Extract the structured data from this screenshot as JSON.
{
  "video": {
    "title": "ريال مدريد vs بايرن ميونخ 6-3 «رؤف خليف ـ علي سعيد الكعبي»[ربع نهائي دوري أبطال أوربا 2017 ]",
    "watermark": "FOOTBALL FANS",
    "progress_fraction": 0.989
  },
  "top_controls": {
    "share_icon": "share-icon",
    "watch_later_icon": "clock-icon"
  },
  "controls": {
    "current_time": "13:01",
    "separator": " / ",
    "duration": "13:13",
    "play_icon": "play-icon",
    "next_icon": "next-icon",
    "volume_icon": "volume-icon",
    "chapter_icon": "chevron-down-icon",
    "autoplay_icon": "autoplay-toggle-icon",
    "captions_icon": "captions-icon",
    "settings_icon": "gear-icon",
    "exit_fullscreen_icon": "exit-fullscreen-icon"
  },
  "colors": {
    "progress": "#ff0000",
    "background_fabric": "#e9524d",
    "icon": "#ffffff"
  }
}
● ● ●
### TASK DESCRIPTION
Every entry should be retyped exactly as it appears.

### ANSWER SPACE
Extract the structured data from this screenshot as JSON.
{
  "video": {
    "title": "ريال مدريد vs بايرن ميونخ 6-3 «رؤف خليف ـ علي سعيد الكعبي»[ربع نهائي دوري أبطال أوربا 2017 ]",
    "watermark": "FOOTBALL FANS",
    "progress_fraction": 0.989
  },
  "top_controls": {
    "share_icon": "share-icon",
    "watch_later_icon": "clock-icon"
  },
  "controls": {
    "current_time": "13:01",
    "separator": " / ",
    "duration": "13:13",
    "play_icon": "play-icon",
    "next_icon": "next-icon",
    "volume_icon": "volume-icon",
    "chapter_icon": "chevron-down-icon",
    "autoplay_icon": "autoplay-toggle-icon",
    "captions_icon": "captions-icon",
    "settings_icon": "gear-icon",
    "exit_fullscreen_icon": "exit-fullscreen-icon"
  },
  "colors": {
    "progress": "#ff0000",
    "background_fabric": "#e9524d",
    "icon": "#ffffff"
  }
}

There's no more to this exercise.